Exercise description:
Retype all of the data shown below, keeping every character the same.

Data supplied:
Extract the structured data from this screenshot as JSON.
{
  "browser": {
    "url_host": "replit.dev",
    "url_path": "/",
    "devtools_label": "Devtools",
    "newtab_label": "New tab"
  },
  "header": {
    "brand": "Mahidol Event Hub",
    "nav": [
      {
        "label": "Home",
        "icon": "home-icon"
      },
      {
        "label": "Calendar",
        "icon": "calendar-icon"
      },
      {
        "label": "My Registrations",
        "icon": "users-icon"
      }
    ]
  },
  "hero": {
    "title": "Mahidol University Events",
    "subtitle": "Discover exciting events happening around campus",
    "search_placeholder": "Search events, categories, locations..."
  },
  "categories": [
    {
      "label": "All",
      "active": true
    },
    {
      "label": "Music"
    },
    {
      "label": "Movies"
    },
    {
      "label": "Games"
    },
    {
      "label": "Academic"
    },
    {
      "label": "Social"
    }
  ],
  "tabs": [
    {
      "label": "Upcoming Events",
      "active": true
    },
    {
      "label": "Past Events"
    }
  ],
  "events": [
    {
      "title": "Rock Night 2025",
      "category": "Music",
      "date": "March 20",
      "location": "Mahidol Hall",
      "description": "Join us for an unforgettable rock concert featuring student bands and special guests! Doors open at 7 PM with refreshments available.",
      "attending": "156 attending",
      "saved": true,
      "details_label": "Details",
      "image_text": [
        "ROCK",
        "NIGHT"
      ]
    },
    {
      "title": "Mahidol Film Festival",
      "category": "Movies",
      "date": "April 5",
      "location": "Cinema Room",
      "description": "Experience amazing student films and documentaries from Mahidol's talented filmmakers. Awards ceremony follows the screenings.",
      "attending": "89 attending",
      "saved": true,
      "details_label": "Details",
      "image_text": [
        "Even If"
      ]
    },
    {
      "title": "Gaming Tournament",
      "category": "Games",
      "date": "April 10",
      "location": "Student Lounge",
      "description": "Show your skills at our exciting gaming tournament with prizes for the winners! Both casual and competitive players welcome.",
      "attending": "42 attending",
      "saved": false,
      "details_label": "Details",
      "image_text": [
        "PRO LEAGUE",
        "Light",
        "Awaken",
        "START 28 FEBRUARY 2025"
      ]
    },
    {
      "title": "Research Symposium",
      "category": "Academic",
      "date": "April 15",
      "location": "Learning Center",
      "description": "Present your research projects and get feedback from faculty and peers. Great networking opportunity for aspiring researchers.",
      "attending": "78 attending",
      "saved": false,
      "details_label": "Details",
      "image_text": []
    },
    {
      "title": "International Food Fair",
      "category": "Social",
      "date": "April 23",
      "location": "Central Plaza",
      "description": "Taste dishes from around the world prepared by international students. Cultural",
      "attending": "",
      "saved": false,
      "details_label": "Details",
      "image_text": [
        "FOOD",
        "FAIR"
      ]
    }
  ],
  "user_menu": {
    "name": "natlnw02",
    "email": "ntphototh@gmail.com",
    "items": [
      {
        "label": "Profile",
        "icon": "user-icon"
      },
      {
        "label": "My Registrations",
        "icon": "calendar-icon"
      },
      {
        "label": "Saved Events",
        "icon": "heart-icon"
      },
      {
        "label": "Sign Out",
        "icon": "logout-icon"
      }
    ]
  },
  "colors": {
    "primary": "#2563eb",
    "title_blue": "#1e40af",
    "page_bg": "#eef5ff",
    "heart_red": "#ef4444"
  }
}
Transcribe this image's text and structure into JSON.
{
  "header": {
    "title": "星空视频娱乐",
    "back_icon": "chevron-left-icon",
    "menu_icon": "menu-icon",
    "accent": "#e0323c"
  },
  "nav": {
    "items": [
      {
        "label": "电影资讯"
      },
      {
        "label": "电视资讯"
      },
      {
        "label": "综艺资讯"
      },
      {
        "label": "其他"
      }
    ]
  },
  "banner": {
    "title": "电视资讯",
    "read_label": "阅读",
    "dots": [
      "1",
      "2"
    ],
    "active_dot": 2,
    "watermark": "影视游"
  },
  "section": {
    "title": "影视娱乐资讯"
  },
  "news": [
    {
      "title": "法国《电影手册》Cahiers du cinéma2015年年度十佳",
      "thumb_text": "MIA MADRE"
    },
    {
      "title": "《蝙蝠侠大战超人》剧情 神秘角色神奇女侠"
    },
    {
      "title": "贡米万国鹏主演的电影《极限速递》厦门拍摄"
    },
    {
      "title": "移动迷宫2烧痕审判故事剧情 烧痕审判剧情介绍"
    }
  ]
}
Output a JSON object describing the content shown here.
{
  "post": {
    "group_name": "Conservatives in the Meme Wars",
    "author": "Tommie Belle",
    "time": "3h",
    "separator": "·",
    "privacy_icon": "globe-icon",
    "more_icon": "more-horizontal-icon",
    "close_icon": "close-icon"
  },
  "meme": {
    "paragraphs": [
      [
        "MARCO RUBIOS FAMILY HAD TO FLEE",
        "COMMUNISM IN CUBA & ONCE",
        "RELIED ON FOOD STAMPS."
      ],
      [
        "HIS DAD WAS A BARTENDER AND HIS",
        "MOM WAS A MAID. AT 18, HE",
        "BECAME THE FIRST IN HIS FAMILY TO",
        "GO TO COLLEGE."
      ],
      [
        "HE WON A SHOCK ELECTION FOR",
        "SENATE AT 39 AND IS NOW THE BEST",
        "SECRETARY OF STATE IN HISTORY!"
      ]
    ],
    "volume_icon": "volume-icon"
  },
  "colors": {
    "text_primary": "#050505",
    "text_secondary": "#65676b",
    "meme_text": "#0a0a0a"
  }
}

Solution for this task:
Extract the structured data from this screenshot as JSON.
{
  "browser": {
    "url_host": "replit.dev",
    "url_path": "/",
    "devtools_label": "Devtools",
    "newtab_label": "New tab"
  },
  "header": {
    "brand": "Mahidol Event Hub",
    "nav": [
      {
        "label": "Home",
        "icon": "home-icon"
      },
      {
        "label": "Calendar",
        "icon": "calendar-icon"
      },
      {
        "label": "My Registrations",
        "icon": "users-icon"
      }
    ]
  },
  "hero": {
    "title": "Mahidol University Events",
    "subtitle": "Discover exciting events happening around campus",
    "search_placeholder": "Search events, categories, locations..."
  },
  "categories": [
    {
      "label": "All",
      "active": true
    },
    {
      "label": "Music"
    },
    {
      "label": "Movies"
    },
    {
      "label": "Games"
    },
    {
      "label": "Academic"
    },
    {
      "label": "Social"
    }
  ],
  "tabs": [
    {
      "label": "Upcoming Events",
      "active": true
    },
    {
      "label": "Past Events"
    }
  ],
  "events": [
    {
      "title": "Rock Night 2025",
      "category": "Music",
      "date": "March 20",
      "location": "Mahidol Hall",
      "description": "Join us for an unforgettable rock concert featuring student bands and special guests! Doors open at 7 PM with refreshments available.",
      "attending": "156 attending",
      "saved": true,
      "details_label": "Details",
      "image_text": [
        "ROCK",
        "NIGHT"
      ]
    },
    {
      "title": "Mahidol Film Festival",
      "category": "Movies",
      "date": "April 5",
      "location": "Cinema Room",
      "description": "Experience amazing student films and documentaries from Mahidol's talented filmmakers. Awards ceremony follows the screenings.",
      "attending": "89 attending",
      "saved": true,
      "details_label": "Details",
      "image_text": [
        "Even If"
      ]
    },
    {
      "title": "Gaming Tournament",
      "category": "Games",
      "date": "April 10",
      "location": "Student Lounge",
      "description": "Show your skills at our exciting gaming tournament with prizes for the winners! Both casual and competitive players welcome.",
      "attending": "42 attending",
      "saved": false,
      "details_label": "Details",
      "image_text": [
        "PRO LEAGUE",
        "Light",
        "Awaken",
        "START 28 FEBRUARY 2025"
      ]
    },
    {
      "title": "Research Symposium",
      "category": "Academic",
      "date": "April 15",
      "location": "Learning Center",
      "description": "Present your research projects and get feedback from faculty and peers. Great networking opportunity for aspiring researchers.",
      "attending": "78 attending",
      "saved": false,
      "details_label": "Details",
      "image_text": []
    },
    {
      "title": "International Food Fair",
      "category": "Social",
      "date": "April 23",
      "location": "Central Plaza",
      "description": "Taste dishes from around the world prepared by international students. Cultural",
      "attending": "",
      "saved": false,
      "details_label": "Details",
      "image_text": [
        "FOOD",
        "FAIR"
      ]
    }
  ],
  "user_menu": {
    "name": "natlnw02",
    "email": "ntphototh@gmail.com",
    "items": [
      {
        "label": "Profile",
        "icon": "user-icon"
      },
      {
        "label": "My Registrations",
        "icon": "calendar-icon"
      },
      {
        "label": "Saved Events",
        "icon": "heart-icon"
      },
      {
        "label": "Sign Out",
        "icon": "logout-icon"
      }
    ]
  },
  "colors": {
    "primary": "#2563eb",
    "title_blue": "#1e40af",
    "page_bg": "#eef5ff",
    "heart_red": "#ef4444"
  }
}
Transcribe this image's text and structure into JSON.
{
  "header": {
    "title": "星空视频娱乐",
    "back_icon": "chevron-left-icon",
    "menu_icon": "menu-icon",
    "accent": "#e0323c"
  },
  "nav": {
    "items": [
      {
        "label": "电影资讯"
      },
      {
        "label": "电视资讯"
      },
      {
        "label": "综艺资讯"
      },
      {
        "label": "其他"
      }
    ]
  },
  "banner": {
    "title": "电视资讯",
    "read_label": "阅读",
    "dots": [
      "1",
      "2"
    ],
    "active_dot": 2,
    "watermark": "影视游"
  },
  "section": {
    "title": "影视娱乐资讯"
  },
  "news": [
    {
      "title": "法国《电影手册》Cahiers du cinéma2015年年度十佳",
      "thumb_text": "MIA MADRE"
    },
    {
      "title": "《蝙蝠侠大战超人》剧情 神秘角色神奇女侠"
    },
    {
      "title": "贡米万国鹏主演的电影《极限速递》厦门拍摄"
    },
    {
      "title": "移动迷宫2烧痕审判故事剧情 烧痕审判剧情介绍"
    }
  ]
}
Output a JSON object describing the content shown here.
{
  "post": {
    "group_name": "Conservatives in the Meme Wars",
    "author": "Tommie Belle",
    "time": "3h",
    "separator": "·",
    "privacy_icon": "globe-icon",
    "more_icon": "more-horizontal-icon",
    "close_icon": "close-icon"
  },
  "meme": {
    "paragraphs": [
      [
        "MARCO RUBIOS FAMILY HAD TO FLEE",
        "COMMUNISM IN CUBA & ONCE",
        "RELIED ON FOOD STAMPS."
      ],
      [
        "HIS DAD WAS A BARTENDER AND HIS",
        "MOM WAS A MAID. AT 18, HE",
        "BECAME THE FIRST IN HIS FAMILY TO",
        "GO TO COLLEGE."
      ],
      [
        "HE WON A SHOCK ELECTION FOR",
        "SENATE AT 39 AND IS NOW THE BEST",
        "SECRETARY OF STATE IN HISTORY!"
      ]
    ],
    "volume_icon": "volume-icon"
  },
  "colors": {
    "text_primary": "#050505",
    "text_secondary": "#65676b",
    "meme_text": "#0a0a0a"
  }
}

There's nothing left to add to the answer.